Maximizing the Quality of Patient Care
For some patients, urgent care facilities are a great resource. “The benefit of urgent care is that it lends itself to ear, nose and throat problems such as ear infections or sinus problems,” said Subinoy Das, MD, director of the Ohio Statue University Sinus and Allergy Center in Columbus. “The more rapidly you see someone, the less likely it is that aggressive care will be needed.”
Explore This IssueJanuary 2013
As with any service model, quality can range based on the provider. “Some urgent care physicians, or physician’s assistants, are fairly accurate with their diagnoses, and some are not; it depends on how well trained they are,” said G. Paul Doxey, MD, an otolaryngologist in private practice based in St. George, Utah. “It’s not all negative. Some are trained fairly well.”
The majority of urgent care centers, nearly 64 percent, are staffed with a mix of health care professionals: primary care physicians, nurse practitioners and physician assistants, according to the Urgent Care Association of America. In 65 percent of these facilities, at least one physician works on site the entire time the office is open.
Yet, some otolaryngologists worry about a lack of continuity when patients consistently choose an urgent care facility over a primary care physician or specialist. “I think [urgent care centers] contributed to ongoing fragmentation of care,” said Dr. Batra. “I think that’s true for any practice setting. I would be concerned if a doctor isn’t seeing a patient on a continued basis, because they might not know all the issues” involved with a patient’s background and history.
At many urgent care facilities, a nurse practitioner or a physician’s assistant is the front line of care, said Dr. Das. “They have to take care of so much of the body, and when caring [for] every kind of complaint, they might not catch the warning signs of a more severe problem.”

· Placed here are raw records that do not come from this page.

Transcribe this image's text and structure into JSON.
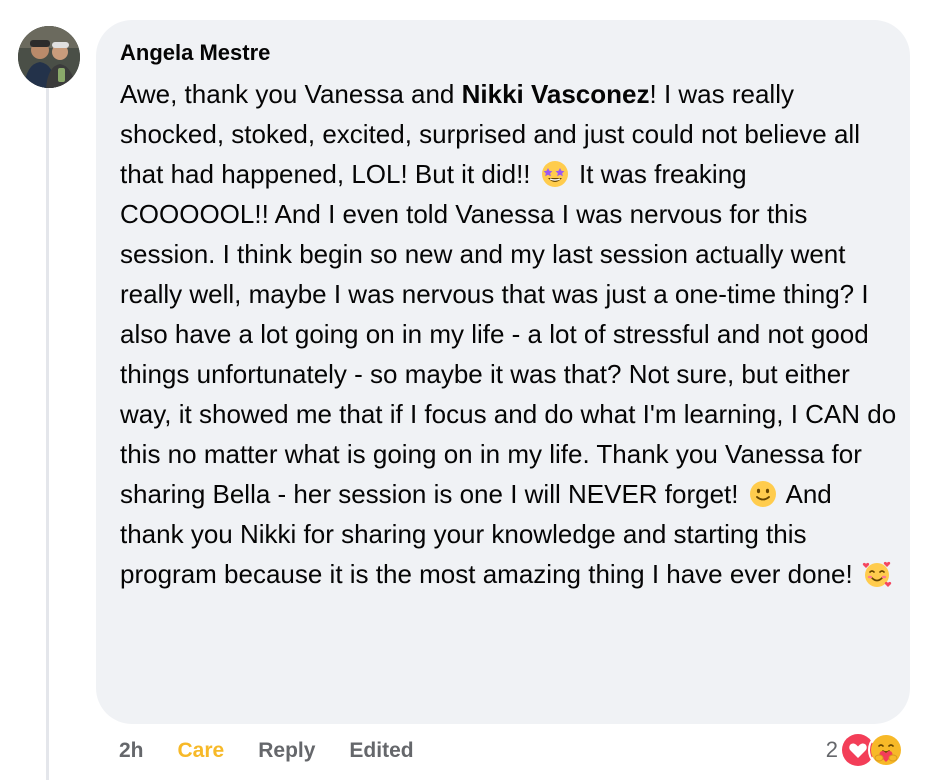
{
  "comment": {
    "author": "Angela Mestre",
    "segments": {
      "s1": "Awe, thank you Vanessa and ",
      "mention": "Nikki Vasconez",
      "s2": "! I was really shocked, stoked, excited, surprised and just could not believe all that had happened, LOL! But it did!! ",
      "emoji1": "star-struck-emoji",
      "s3": " It was freaking COOOOOL!! And I even told Vanessa I was nervous for this session. I think begin so new and my last session actually went really well, maybe I was nervous that was just a one-time thing? I also have a lot going on in my life - a lot of stressful and not good things unfortunately - so maybe it was that? Not sure, but either way, it showed me that if I focus and do what I'm learning, I CAN do this no matter what is going on in my life. Thank you Vanessa for sharing Bella - her session is one I will NEVER forget! ",
      "emoji2": "slightly-smiling-face-emoji",
      "s4": " And thank you Nikki for sharing your knowledge and starting this program because it is the most amazing thing I have ever done! ",
      "emoji3": "smiling-face-with-hearts-emoji"
    }
  },
  "actions": {
    "time": "2h",
    "care": "Care",
    "reply": "Reply",
    "edited": "Edited"
  },
  "reactions": {
    "count": "2",
    "icons": [
      "love-reaction-icon",
      "care-reaction-icon"
    ]
  },
  "colors": {
    "bubble": "#f0f2f5",
    "text": "#050505",
    "secondary": "#65676b",
    "care": "#f7b928",
    "love": "#f33e58"
  }
}
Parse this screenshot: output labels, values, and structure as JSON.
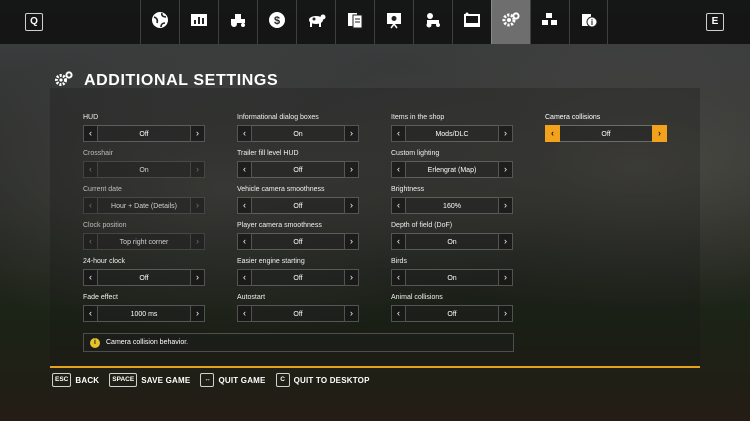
{
  "topbar": {
    "left_key": "Q",
    "right_key": "E",
    "tabs": [
      {
        "icon": "globe-icon"
      },
      {
        "icon": "stats-icon"
      },
      {
        "icon": "tractor-icon"
      },
      {
        "icon": "money-icon"
      },
      {
        "icon": "animals-icon"
      },
      {
        "icon": "contracts-icon"
      },
      {
        "icon": "help-icon"
      },
      {
        "icon": "vehicle-settings-icon"
      },
      {
        "icon": "display-icon"
      },
      {
        "icon": "settings-gear-icon"
      },
      {
        "icon": "production-icon"
      },
      {
        "icon": "info-icon"
      }
    ],
    "active_tab_icon": "settings-gear-icon"
  },
  "panel": {
    "title": "ADDITIONAL SETTINGS",
    "accent_color": "#f3a21c",
    "columns": [
      [
        {
          "label": "HUD",
          "value": "Off",
          "state": "normal"
        },
        {
          "label": "Crosshair",
          "value": "On",
          "state": "disabled"
        },
        {
          "label": "Current date",
          "value": "Hour + Date (Details)",
          "state": "disabled"
        },
        {
          "label": "Clock position",
          "value": "Top right corner",
          "state": "disabled"
        },
        {
          "label": "24-hour clock",
          "value": "Off",
          "state": "normal"
        },
        {
          "label": "Fade effect",
          "value": "1000 ms",
          "state": "normal"
        }
      ],
      [
        {
          "label": "Informational dialog boxes",
          "value": "On",
          "state": "normal"
        },
        {
          "label": "Trailer fill level HUD",
          "value": "Off",
          "state": "normal"
        },
        {
          "label": "Vehicle camera smoothness",
          "value": "Off",
          "state": "normal"
        },
        {
          "label": "Player camera smoothness",
          "value": "Off",
          "state": "normal"
        },
        {
          "label": "Easier engine starting",
          "value": "Off",
          "state": "normal"
        },
        {
          "label": "Autostart",
          "value": "Off",
          "state": "normal"
        }
      ],
      [
        {
          "label": "Items in the shop",
          "value": "Mods/DLC",
          "state": "normal"
        },
        {
          "label": "Custom lighting",
          "value": "Erlengrat (Map)",
          "state": "normal"
        },
        {
          "label": "Brightness",
          "value": "160%",
          "state": "normal"
        },
        {
          "label": "Depth of field (DoF)",
          "value": "On",
          "state": "normal"
        },
        {
          "label": "Birds",
          "value": "On",
          "state": "normal"
        },
        {
          "label": "Animal collisions",
          "value": "Off",
          "state": "normal"
        }
      ],
      [
        {
          "label": "Camera collisions",
          "value": "Off",
          "state": "selected"
        }
      ]
    ],
    "info_text": "Camera collision behavior.",
    "info_icon": "i"
  },
  "footer": [
    {
      "key": "ESC",
      "label": "BACK"
    },
    {
      "key": "SPACE",
      "label": "SAVE GAME"
    },
    {
      "key": "↔",
      "label": "QUIT GAME"
    },
    {
      "key": "C",
      "label": "QUIT TO DESKTOP"
    }
  ],
  "arrows": {
    "left": "‹",
    "right": "›"
  }
}
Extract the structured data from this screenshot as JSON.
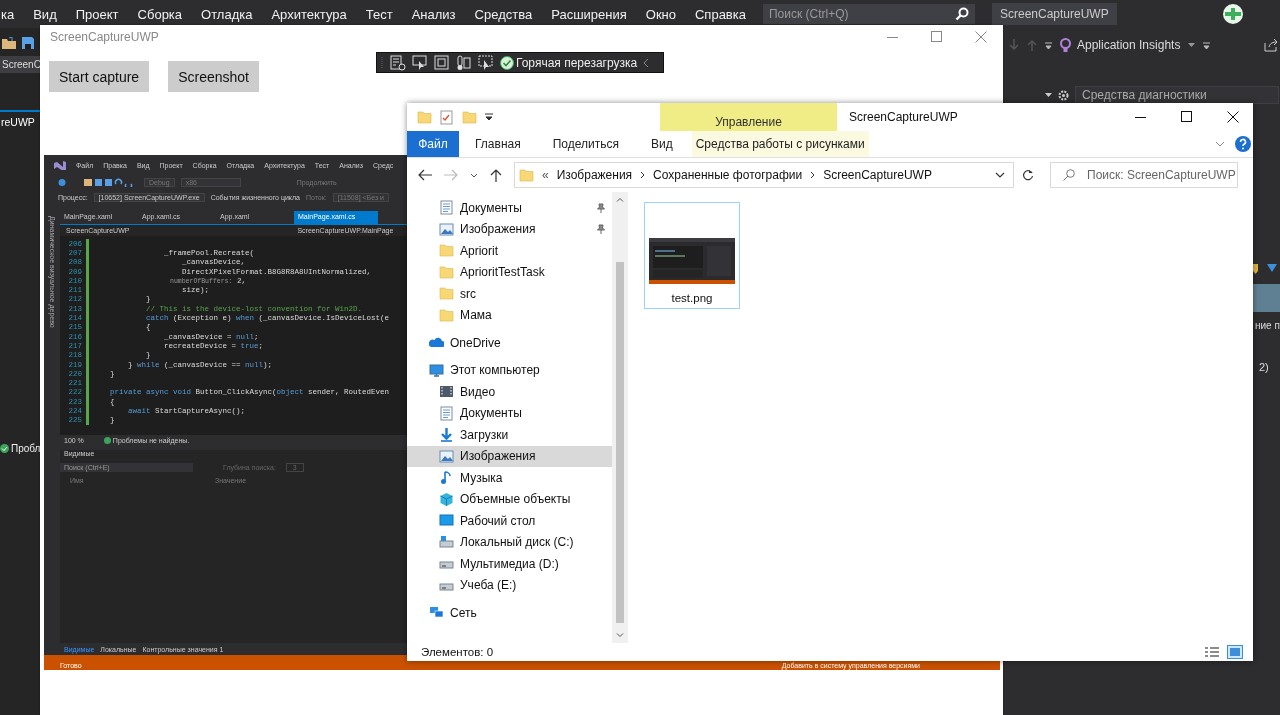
{
  "ide": {
    "menu": [
      "ка",
      "Вид",
      "Проект",
      "Сборка",
      "Отладка",
      "Архитектура",
      "Тест",
      "Анализ",
      "Средства",
      "Расширения",
      "Окно",
      "Справка"
    ],
    "search": {
      "placeholder": "Поиск (Ctrl+Q)"
    },
    "solution_name": "ScreenCaptureUWP",
    "left_strip": {
      "tab_fragment": "ScreenC",
      "doc_tab": "reUWP",
      "error_list": "Пробл"
    },
    "right_panel": {
      "app_insights": "Application Insights",
      "diagnostics": "Средства диагностики",
      "fragments": [
        "ние п",
        "2)"
      ]
    }
  },
  "app_window": {
    "title": "ScreenCaptureUWP",
    "buttons": [
      "Start capture",
      "Screenshot"
    ],
    "debug_toolbar": {
      "hot_reload": "Горячая перезагрузка"
    },
    "captured_ide": {
      "menu": [
        "Файл",
        "Правка",
        "Вид",
        "Проект",
        "Сборка",
        "Отладка",
        "Архитектура",
        "Тест",
        "Анализ",
        "Средс"
      ],
      "toolbar": {
        "configuration": "Debug",
        "platform": "x86",
        "continue": "Продолжить"
      },
      "process_label": "Процесс:",
      "process": "[10652] ScreenCaptureUWP.exe",
      "lifecycle": "События жизненного цикла",
      "thread_label": "Поток:",
      "thread": "[11508] <Без и",
      "side_label": "Динамическое визуальное дерево",
      "tabs": [
        {
          "label": "MainPage.xaml",
          "selected": false
        },
        {
          "label": "App.xaml.cs",
          "selected": false
        },
        {
          "label": "App.xaml",
          "selected": false
        },
        {
          "label": "MainPage.xaml.cs",
          "selected": true
        }
      ],
      "nav": {
        "project": "ScreenCaptureUWP",
        "type": "ScreenCaptureUWP.MainPage"
      },
      "code_lines": [
        {
          "num": "206"
        },
        {
          "num": "207",
          "segments": [
            {
              "text": "                _framePool.Recreate(",
              "kind": "plain"
            }
          ]
        },
        {
          "num": "208",
          "segments": [
            {
              "text": "                    _canvasDevice,",
              "kind": "plain"
            }
          ]
        },
        {
          "num": "209",
          "segments": [
            {
              "text": "                    DirectXPixelFormat.B8G8R8A8UIntNormalized,",
              "kind": "plain"
            }
          ]
        },
        {
          "num": "210",
          "segments": [
            {
              "text": "                    numberOfBuffers:",
              "kind": "hint"
            },
            {
              "text": " 2,",
              "kind": "plain"
            }
          ]
        },
        {
          "num": "211",
          "segments": [
            {
              "text": "                    size);",
              "kind": "plain"
            }
          ]
        },
        {
          "num": "212",
          "segments": [
            {
              "text": "            }",
              "kind": "plain"
            }
          ]
        },
        {
          "num": "213",
          "segments": [
            {
              "text": "            // This is the device-lost convention for Win2D.",
              "kind": "comment"
            }
          ]
        },
        {
          "num": "214",
          "segments": [
            {
              "text": "            catch",
              "kind": "keyword"
            },
            {
              "text": " (Exception e) ",
              "kind": "plain"
            },
            {
              "text": "when",
              "kind": "keyword"
            },
            {
              "text": " (_canvasDevice.IsDeviceLost(e",
              "kind": "plain"
            }
          ]
        },
        {
          "num": "215",
          "segments": [
            {
              "text": "            {",
              "kind": "plain"
            }
          ]
        },
        {
          "num": "216",
          "segments": [
            {
              "text": "                _canvasDevice = ",
              "kind": "plain"
            },
            {
              "text": "null",
              "kind": "keyword"
            },
            {
              "text": ";",
              "kind": "plain"
            }
          ]
        },
        {
          "num": "217",
          "segments": [
            {
              "text": "                recreateDevice = ",
              "kind": "plain"
            },
            {
              "text": "true",
              "kind": "keyword"
            },
            {
              "text": ";",
              "kind": "plain"
            }
          ]
        },
        {
          "num": "218",
          "segments": [
            {
              "text": "            }",
              "kind": "plain"
            }
          ]
        },
        {
          "num": "219",
          "segments": [
            {
              "text": "        } ",
              "kind": "plain"
            },
            {
              "text": "while",
              "kind": "keyword"
            },
            {
              "text": " (_canvasDevice == ",
              "kind": "plain"
            },
            {
              "text": "null",
              "kind": "keyword"
            },
            {
              "text": ");",
              "kind": "plain"
            }
          ]
        },
        {
          "num": "220",
          "segments": [
            {
              "text": "    }",
              "kind": "plain"
            }
          ]
        },
        {
          "num": "221"
        },
        {
          "num": "222",
          "segments": [
            {
              "text": "    private async void",
              "kind": "keyword"
            },
            {
              "text": " Button_ClickAsync(",
              "kind": "plain"
            },
            {
              "text": "object",
              "kind": "keyword"
            },
            {
              "text": " sender, RoutedEven",
              "kind": "plain"
            }
          ]
        },
        {
          "num": "223",
          "segments": [
            {
              "text": "    {",
              "kind": "plain"
            }
          ]
        },
        {
          "num": "224",
          "segments": [
            {
              "text": "        await",
              "kind": "keyword"
            },
            {
              "text": " StartCaptureAsync();",
              "kind": "plain"
            }
          ]
        },
        {
          "num": "225",
          "segments": [
            {
              "text": "    }",
              "kind": "plain"
            }
          ]
        }
      ],
      "zoom": "100 %",
      "problems": "Проблемы не найдены.",
      "panel": {
        "title": "Видимые",
        "search_placeholder": "Поиск (Ctrl+E)",
        "depth_label": "Глубина поиска:",
        "depth": "3",
        "columns": [
          "Имя",
          "Значение"
        ],
        "tabs": [
          {
            "label": "Видимые",
            "selected": true
          },
          {
            "label": "Локальные",
            "selected": false
          },
          {
            "label": "Контрольные значения 1",
            "selected": false
          }
        ]
      },
      "status": "Готово",
      "source_control": "Добавить в систему управления версиями"
    }
  },
  "explorer": {
    "title": "ScreenCaptureUWP",
    "context_group": "Управление",
    "ribbon_tabs": [
      {
        "label": "Файл",
        "kind": "file"
      },
      {
        "label": "Главная",
        "kind": "normal"
      },
      {
        "label": "Поделиться",
        "kind": "normal"
      },
      {
        "label": "Вид",
        "kind": "normal"
      },
      {
        "label": "Средства работы с рисунками",
        "kind": "context"
      }
    ],
    "breadcrumbs": [
      "Изображения",
      "Сохраненные фотографии",
      "ScreenCaptureUWP"
    ],
    "overflow": "«",
    "search": {
      "placeholder": "Поиск: ScreenCaptureUWP"
    },
    "quick_access": [
      {
        "label": "Документы",
        "kind": "docs",
        "pinned": true,
        "selected": false
      },
      {
        "label": "Изображения",
        "kind": "pictures",
        "pinned": true,
        "selected": false
      },
      {
        "label": "Apriorit",
        "kind": "folder",
        "pinned": false,
        "selected": false
      },
      {
        "label": "AprioritTestTask",
        "kind": "folder",
        "pinned": false,
        "selected": false
      },
      {
        "label": "src",
        "kind": "folder",
        "pinned": false,
        "selected": false
      },
      {
        "label": "Мама",
        "kind": "folder",
        "pinned": false,
        "selected": false
      }
    ],
    "tree": [
      {
        "label": "OneDrive",
        "kind": "onedrive",
        "selected": false
      },
      {
        "label": "Этот компьютер",
        "kind": "computer",
        "selected": false,
        "children": [
          {
            "label": "Видео",
            "kind": "video",
            "selected": false
          },
          {
            "label": "Документы",
            "kind": "docs",
            "selected": false
          },
          {
            "label": "Загрузки",
            "kind": "download",
            "selected": false
          },
          {
            "label": "Изображения",
            "kind": "pictures",
            "selected": true
          },
          {
            "label": "Музыка",
            "kind": "music",
            "selected": false
          },
          {
            "label": "Объемные объекты",
            "kind": "objects3d",
            "selected": false
          },
          {
            "label": "Рабочий стол",
            "kind": "desktop",
            "selected": false
          },
          {
            "label": "Локальный диск (C:)",
            "kind": "drive_system",
            "selected": false
          },
          {
            "label": "Мультимедиа (D:)",
            "kind": "drive",
            "selected": false
          },
          {
            "label": "Учеба (E:)",
            "kind": "drive",
            "selected": false
          }
        ]
      },
      {
        "label": "Сеть",
        "kind": "network",
        "selected": false
      }
    ],
    "files": [
      {
        "name": "test.png",
        "selected": true
      }
    ],
    "status": "Элементов: 0"
  }
}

Most sinus problems are viral and resolve on their own, but approximately 10 to 15 percent are associated with a bacterial infection that can be accompanied by subtle signs that include facial swelling around the eye, forehead or cheek, or an intermittent fever. “If those signs are missed, that bacterial infection can become a life-threatening blood or brain infection,” he said.